I suggest you take a look at some of those other threads, including the ones on the (non) effect of body material. That issue has actually been studied scientifically.
And there is general consensus in this forum that if you believe a sax will play better if you do this or that to it, you more than likely will "find" that it does - that is, in your mind. Placebo effect. Psychology 101. So take all anecdotes with a grain of salt.
 

·
The most prolific Distinguished SOTW poster, Forum
Joined
·
27,650 Posts
I know that polishing a tarnished silver plated horn will make it brighter.
LOL! Exactly.

I think in some subtle cases it might. However, what's your goal? Whatever your sound-goal, it can probably be accomplished by a change in reeds or mouthpiece, considerably cheaper and not so messy.

And don't forget that whatever sound you might have in your inner head, you will gravitate to, for good or bad. So changing the finish may or might not do one thing but whatever sound you have in your inner ear will probably counterbalance that. And there's the placebo effect which can make you think something's changed when it really didn't.


Now if it's for cosmetic reasons, go for it and enjoy the results.
 

·
Distinguished SOTW member/, Official SOTW Sister
Joined
·
19,204 Posts
I'm taking a natural approach to 'delacquering' my horns.
The lacquer wears away naturally through use.
So far my Indiana is down to about 70% remaining and there has been no discernable change in sound/tone quality.
 

·
Distinguished SOTW Member
Joined
·
14,268 Posts
Gordon is spot-on. The whole subject of re-lacs, no lac, de-lac, etc. has been done to death. It boils down to believers vs. non-believers. I'm in the non-believer camp.

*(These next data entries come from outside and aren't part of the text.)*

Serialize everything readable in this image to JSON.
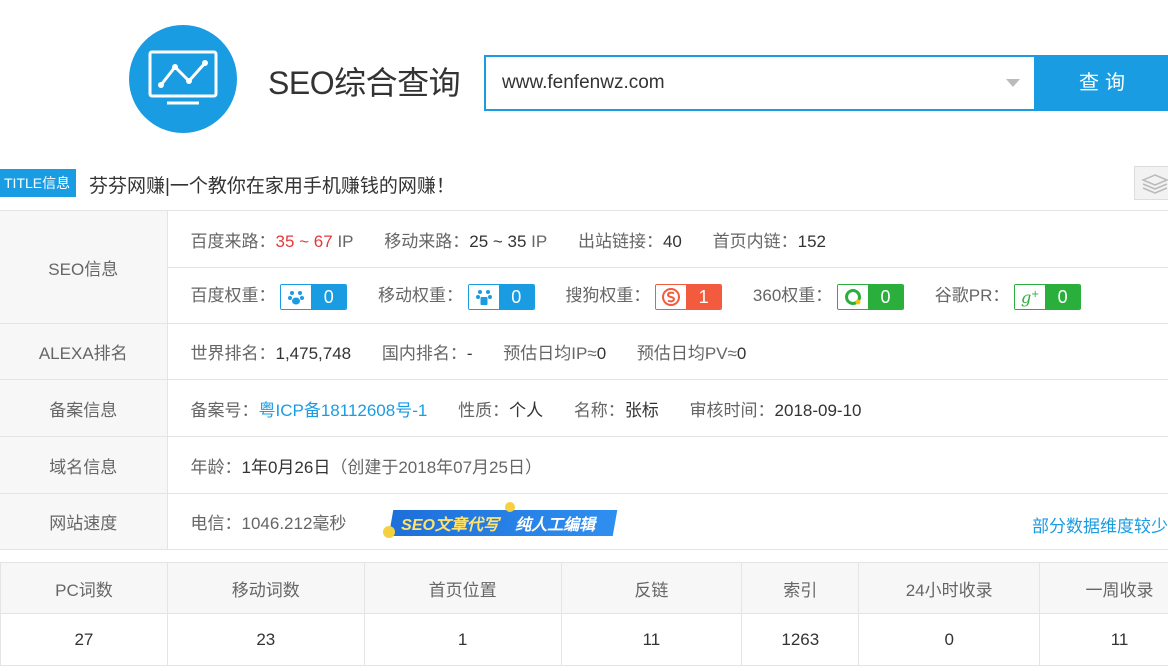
{
  "header": {
    "brand": "SEO综合查询"
  },
  "search": {
    "value": "www.fenfenwz.com",
    "button": "查询"
  },
  "title_info": {
    "badge": "TITLE信息",
    "text": "芬芬网赚|一个教你在家用手机赚钱的网赚！"
  },
  "seo": {
    "label": "SEO信息",
    "baidu_traffic_label": "百度来路：",
    "baidu_traffic_value": "35 ~ 67",
    "baidu_traffic_unit": "IP",
    "mobile_traffic_label": "移动来路：",
    "mobile_traffic_value": "25 ~ 35",
    "mobile_traffic_unit": "IP",
    "outlinks_label": "出站链接：",
    "outlinks_value": "40",
    "inlinks_label": "首页内链：",
    "inlinks_value": "152",
    "weights": [
      {
        "label": "百度权重：",
        "value": "0",
        "icon": "paw-icon",
        "color": "#1a9ce2"
      },
      {
        "label": "移动权重：",
        "value": "0",
        "icon": "paw-mobile-icon",
        "color": "#1a9ce2"
      },
      {
        "label": "搜狗权重：",
        "value": "1",
        "icon": "sogou-icon",
        "color": "#f25b3d"
      },
      {
        "label": "360权重：",
        "value": "0",
        "icon": "360-icon",
        "color": "#2aae3c"
      },
      {
        "label": "谷歌PR：",
        "value": "0",
        "icon": "google-plus-icon",
        "color": "#2aae3c"
      }
    ]
  },
  "alexa": {
    "label": "ALEXA排名",
    "world_label": "世界排名：",
    "world_value": "1,475,748",
    "domestic_label": "国内排名：",
    "domestic_value": "-",
    "ip_label": "预估日均IP≈",
    "ip_value": "0",
    "pv_label": "预估日均PV≈",
    "pv_value": "0"
  },
  "icp": {
    "label": "备案信息",
    "no_label": "备案号：",
    "no_value": "粤ICP备18112608号-1",
    "nature_label": "性质：",
    "nature_value": "个人",
    "name_label": "名称：",
    "name_value": "张标",
    "audit_label": "审核时间：",
    "audit_value": "2018-09-10"
  },
  "domain": {
    "label": "域名信息",
    "age_label": "年龄：",
    "age_value": "1年0月26日",
    "created": "（创建于2018年07月25日）"
  },
  "speed": {
    "label": "网站速度",
    "telecom_label": "电信：",
    "telecom_value": "1046.212毫秒",
    "promo_left": "SEO文章代写",
    "promo_right": "纯人工编辑",
    "right_link": "部分数据维度较少"
  },
  "stats": {
    "headers": [
      "PC词数",
      "移动词数",
      "首页位置",
      "反链",
      "索引",
      "24小时收录",
      "一周收录"
    ],
    "values": [
      "27",
      "23",
      "1",
      "11",
      "1263",
      "0",
      "11"
    ]
  }
}
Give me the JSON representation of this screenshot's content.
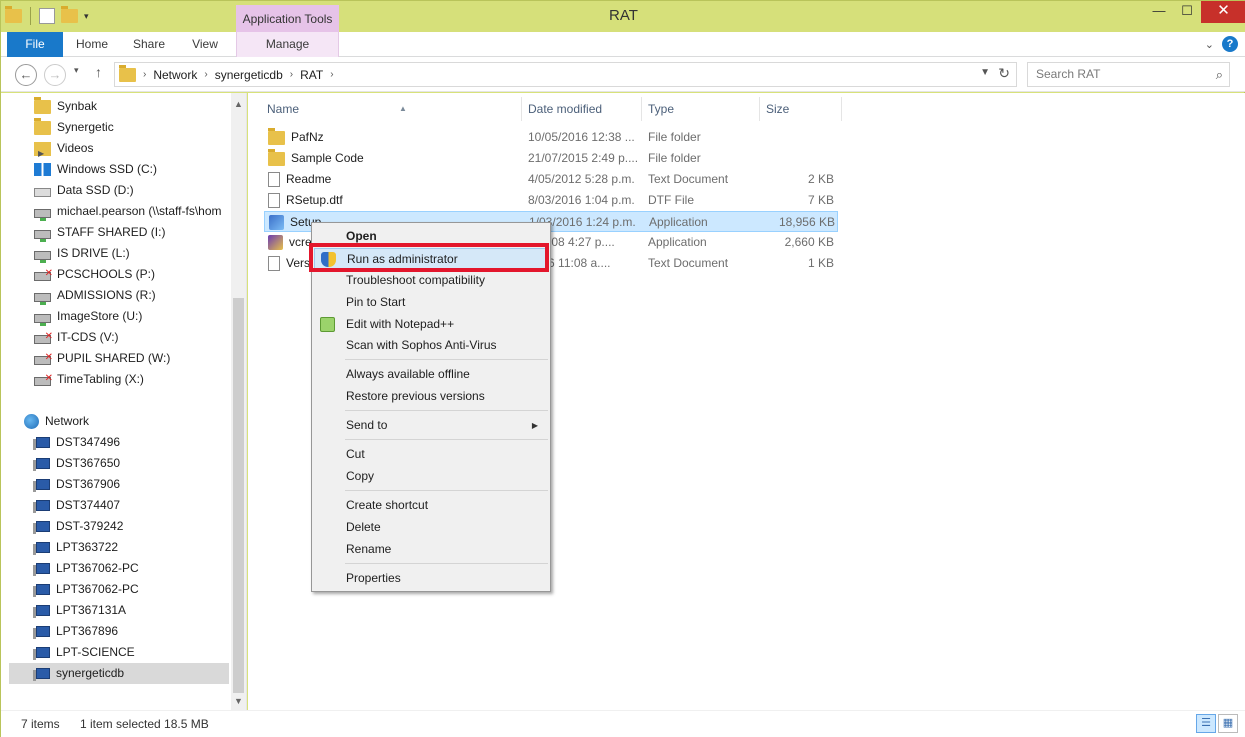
{
  "window": {
    "title": "RAT",
    "contextual_tab_group": "Application Tools",
    "controls": [
      "—",
      "☐",
      "✕"
    ]
  },
  "ribbon": {
    "tabs": [
      "File",
      "Home",
      "Share",
      "View",
      "Manage"
    ]
  },
  "address": {
    "breadcrumbs": [
      "Network",
      "synergeticdb",
      "RAT"
    ],
    "search_placeholder": "Search RAT"
  },
  "nav_pane": {
    "items": [
      {
        "label": "Synbak",
        "icon": "folder-icon"
      },
      {
        "label": "Synergetic",
        "icon": "folder-icon"
      },
      {
        "label": "Videos",
        "icon": "videos-icon"
      },
      {
        "label": "Windows SSD (C:)",
        "icon": "windows-drive-icon"
      },
      {
        "label": "Data SSD (D:)",
        "icon": "drive-icon"
      },
      {
        "label": "michael.pearson (\\\\staff-fs\\hom",
        "icon": "network-drive-icon"
      },
      {
        "label": "STAFF SHARED (I:)",
        "icon": "network-drive-icon"
      },
      {
        "label": "IS DRIVE (L:)",
        "icon": "network-drive-icon"
      },
      {
        "label": "PCSCHOOLS (P:)",
        "icon": "disconnected-drive-icon"
      },
      {
        "label": "ADMISSIONS (R:)",
        "icon": "network-drive-icon"
      },
      {
        "label": "ImageStore (U:)",
        "icon": "network-drive-icon"
      },
      {
        "label": "IT-CDS (V:)",
        "icon": "disconnected-drive-icon"
      },
      {
        "label": "PUPIL SHARED (W:)",
        "icon": "disconnected-drive-icon"
      },
      {
        "label": "TimeTabling (X:)",
        "icon": "disconnected-drive-icon"
      }
    ],
    "network_label": "Network",
    "computers": [
      "DST347496",
      "DST367650",
      "DST367906",
      "DST374407",
      "DST-379242",
      "LPT363722",
      "LPT367062-PC",
      "LPT367062-PC",
      "LPT367131A",
      "LPT367896",
      "LPT-SCIENCE",
      "synergeticdb"
    ]
  },
  "file_list": {
    "columns": [
      "Name",
      "Date modified",
      "Type",
      "Size"
    ],
    "rows": [
      {
        "name": "PafNz",
        "date": "10/05/2016 12:38 ...",
        "type": "File folder",
        "size": "",
        "icon": "folder-icon"
      },
      {
        "name": "Sample Code",
        "date": "21/07/2015 2:49 p....",
        "type": "File folder",
        "size": "",
        "icon": "folder-icon"
      },
      {
        "name": "Readme",
        "date": "4/05/2012 5:28 p.m.",
        "type": "Text Document",
        "size": "2 KB",
        "icon": "text-file-icon"
      },
      {
        "name": "RSetup.dtf",
        "date": "8/03/2016 1:04 p.m.",
        "type": "DTF File",
        "size": "7 KB",
        "icon": "file-icon"
      },
      {
        "name": "Setup",
        "date": "1/03/2016 1:24 p.m.",
        "type": "Application",
        "size": "18,956 KB",
        "icon": "setup-app-icon"
      },
      {
        "name": "vcre",
        "date": "1/2008 4:27 p....",
        "type": "Application",
        "size": "2,660 KB",
        "icon": "vcredist-icon"
      },
      {
        "name": "Vers",
        "date": "2016 11:08 a....",
        "type": "Text Document",
        "size": "1 KB",
        "icon": "text-file-icon"
      }
    ],
    "selected_row": 4
  },
  "context_menu": {
    "items": [
      "Open",
      "Run as administrator",
      "Troubleshoot compatibility",
      "Pin to Start",
      "Edit with Notepad++",
      "Scan with Sophos Anti-Virus",
      "Always available offline",
      "Restore previous versions",
      "Send to",
      "Cut",
      "Copy",
      "Create shortcut",
      "Delete",
      "Rename",
      "Properties"
    ],
    "highlighted": "Run as administrator"
  },
  "status_bar": {
    "item_count": "7 items",
    "selection": "1 item selected  18.5 MB"
  },
  "colors": {
    "accent": "#1979ca",
    "titlebar": "#d6e07a",
    "contextual_tab": "#e6c3e8",
    "highlight_box": "#e3162c",
    "selection": "#cce8ff"
  }
}
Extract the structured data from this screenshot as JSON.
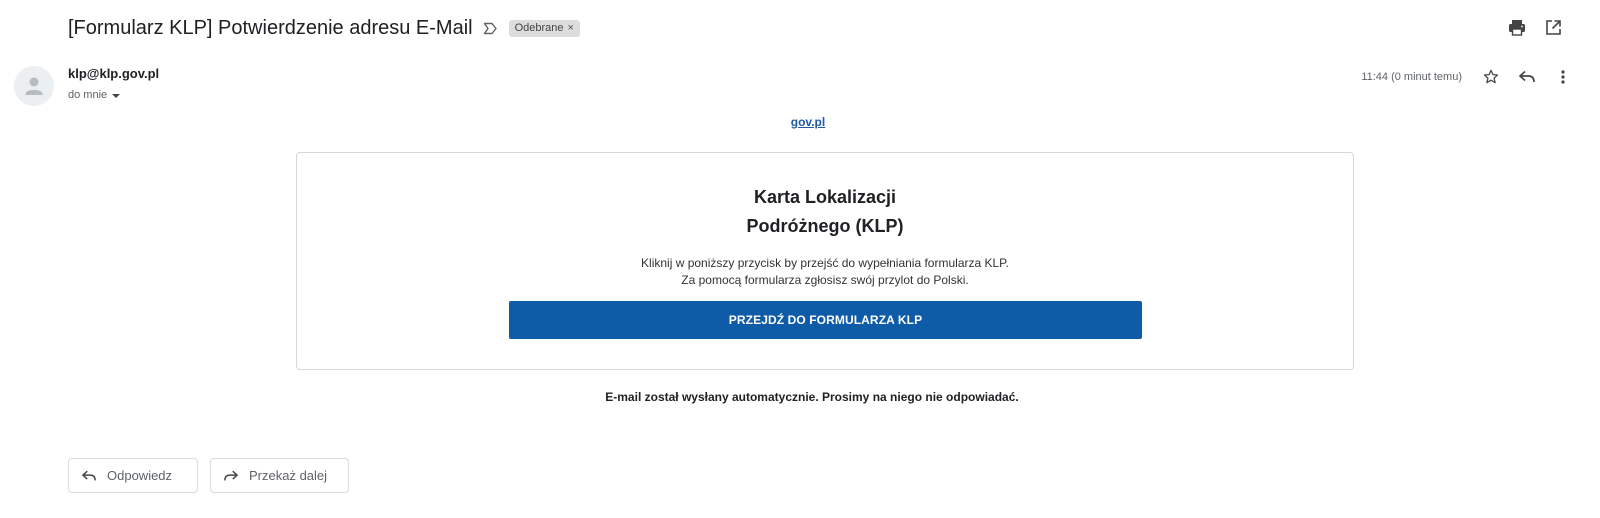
{
  "email": {
    "subject": "[Formularz KLP] Potwierdzenie adresu E-Mail",
    "label": "Odebrane",
    "label_remove": "×",
    "sender": "klp@klp.gov.pl",
    "recipient": "do mnie",
    "time": "11:44 (0 minut temu)"
  },
  "body": {
    "gov_link": "gov.pl",
    "card_title_line1": "Karta Lokalizacji",
    "card_title_line2": "Podróżnego (KLP)",
    "card_text_line1": "Kliknij w poniższy przycisk by przejść do wypełniania formularza KLP.",
    "card_text_line2": "Za pomocą formularza zgłosisz swój przylot do Polski.",
    "cta_label": "PRZEJDŹ DO FORMULARZA KLP",
    "auto_note": "E-mail został wysłany automatycznie. Prosimy na niego nie odpowiadać."
  },
  "actions": {
    "reply": "Odpowiedz",
    "forward": "Przekaż dalej"
  },
  "icons": {
    "importance": "importance-marker-icon",
    "print": "print-icon",
    "open_new_window": "open-in-new-window-icon",
    "avatar": "person-icon",
    "star": "star-icon",
    "reply": "reply-icon",
    "more": "more-vert-icon",
    "forward": "forward-icon"
  },
  "colors": {
    "cta": "#0e5ba7",
    "link": "#2159a5",
    "chip": "#dddddd"
  }
}
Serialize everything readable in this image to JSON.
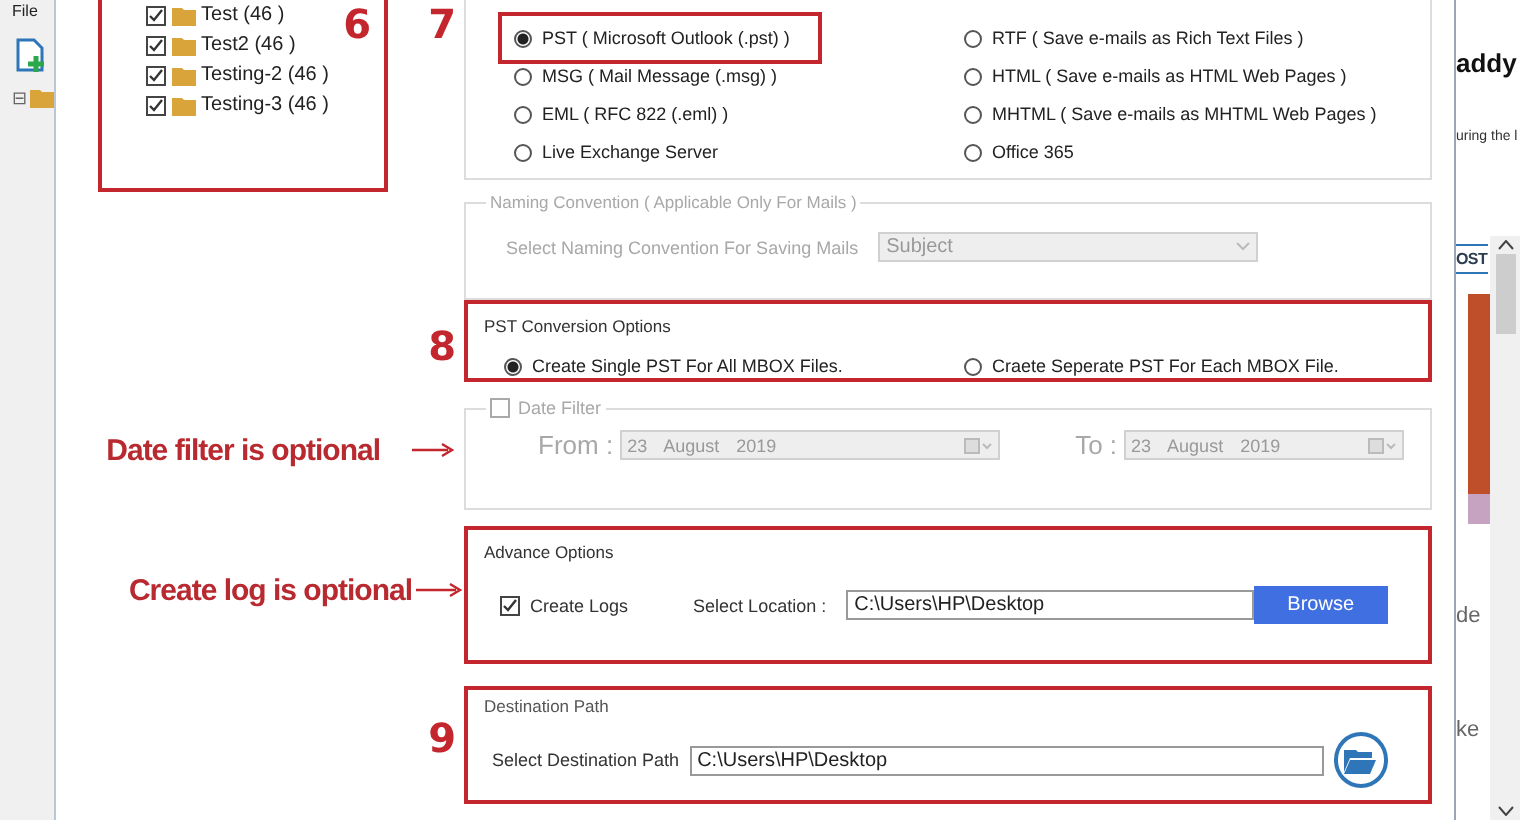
{
  "background_window": {
    "menu": "File",
    "tree_toggle": "⊟"
  },
  "tree": {
    "items": [
      {
        "label": "Test (46 )",
        "checked": true
      },
      {
        "label": "Test2 (46 )",
        "checked": true
      },
      {
        "label": "Testing-2 (46 )",
        "checked": true
      },
      {
        "label": "Testing-3 (46 )",
        "checked": true
      }
    ]
  },
  "annotations": {
    "tree_step": "6",
    "format_step": "7",
    "pst_step": "8",
    "date_note": "Date filter is optional",
    "log_note": "Create log is optional",
    "destination_step": "9"
  },
  "output_formats": [
    {
      "label": "PST ( Microsoft Outlook (.pst) )",
      "selected": true,
      "highlighted": true
    },
    {
      "label": "RTF ( Save e-mails as Rich Text Files )",
      "selected": false,
      "highlighted": false
    },
    {
      "label": "MSG ( Mail Message (.msg) )",
      "selected": false,
      "highlighted": false
    },
    {
      "label": "HTML ( Save e-mails as HTML Web Pages )",
      "selected": false,
      "highlighted": false
    },
    {
      "label": "EML ( RFC 822 (.eml) )",
      "selected": false,
      "highlighted": false
    },
    {
      "label": "MHTML ( Save e-mails as MHTML Web Pages )",
      "selected": false,
      "highlighted": false
    },
    {
      "label": "Live Exchange Server",
      "selected": false,
      "highlighted": false
    },
    {
      "label": "Office 365",
      "selected": false,
      "highlighted": false
    }
  ],
  "naming_convention": {
    "legend": "Naming Convention ( Applicable Only For Mails )",
    "label": "Select Naming Convention For Saving Mails",
    "value": "Subject",
    "disabled": true
  },
  "pst_conversion": {
    "legend": "PST Conversion Options",
    "highlighted": true,
    "options": [
      {
        "label": "Create Single PST For All MBOX Files.",
        "selected": true
      },
      {
        "label": "Craete Seperate PST  For Each MBOX File.",
        "selected": false
      }
    ]
  },
  "date_filter": {
    "label": "Date Filter",
    "checked": false,
    "disabled": true,
    "from_label": "From :",
    "from_value": "23 August 2019",
    "to_label": "To :",
    "to_value": "23 August 2019"
  },
  "advance_options": {
    "legend": "Advance Options",
    "highlighted": true,
    "create_logs": {
      "label": "Create Logs",
      "checked": true
    },
    "location_label": "Select Location :",
    "location_value": "C:\\Users\\HP\\Desktop",
    "button": "Browse"
  },
  "destination": {
    "legend": "Destination Path",
    "highlighted": true,
    "label": "Select Destination Path",
    "value": "C:\\Users\\HP\\Desktop"
  },
  "side_page": {
    "heading": "addy",
    "line": "uring the l",
    "tab": "OST",
    "text_1": "de",
    "text_2": "ke"
  }
}
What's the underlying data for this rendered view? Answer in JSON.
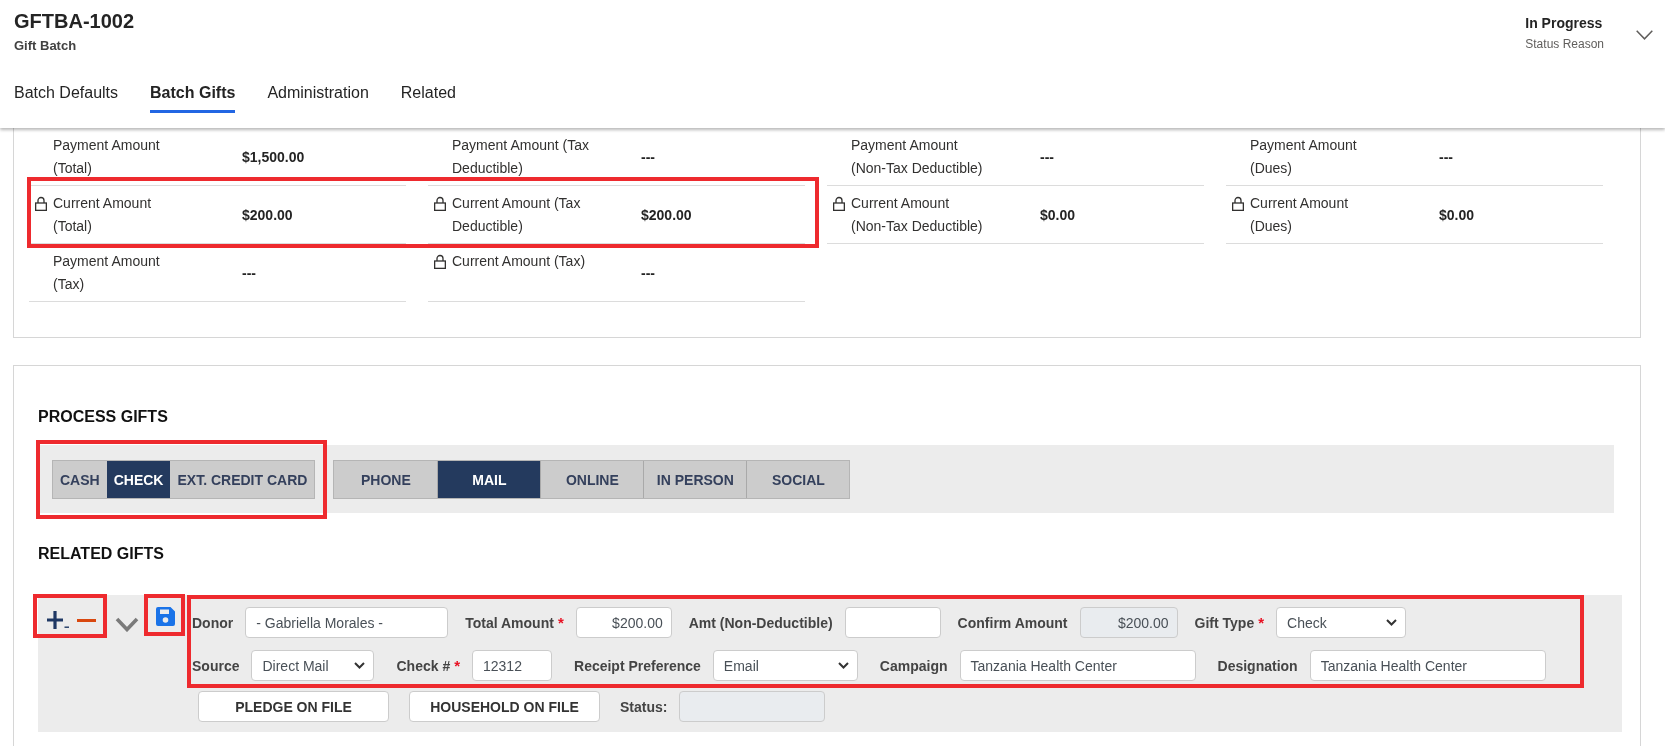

A de-lac process would almost always result in an "overhaul", meaning the horn would be disassembled, de-laquered, then re-assembled with pads re-installed or replaced, etc. That alone upsets the base-line. DAVE
 

·
Registered
Joined
·
5,458 Posts
I'm taking a natural approach to 'delacquering' my horns.
The lacquer wears away naturally through use.
So far my Indiana is down to about 70% remaining and there has been no discernable change in sound/tone quality.
Really? When I applied a similar process, naturally delacquering a sax through 20 years of practice and performance, I found the tone quality improved markedly.
 

·
Registered
Joined
·
5,241 Posts
Really? When I applied a similar process, naturally delacquering a sax through 20 years of practice and performance, I found the tone quality improved markedly.
That was just a matter of the brass molecules' aging and absorbing your playing patterns. :)
 

·
Registered
Joined
·
1,833 Posts
I think through heavy play, the brass molecules line up after getting vibrated around and rubbed together allowing the horn to really resonate with that sweet singing quality. The lacquer probably keeps the outer surface molecules from properly shifting into alignment. If you think about it, it's really just common sense. Everything else is just more FAKE NEWS science crap........Sad.
 

·
Distinguished SOTW Technician.
Joined
·
1,530 Posts
It sure changes some horns and less others, I think it depends on the type of lacquer like epoxy compared to the nitrocellulose. I think it also depends on if its a large bore or a smaller bore.In the end I think changing reeds and the mouthpiece changes things a lot more.I also think that horns that have been relaquered several times seem to suffer...
 
1 - 20 of 119 Posts
Top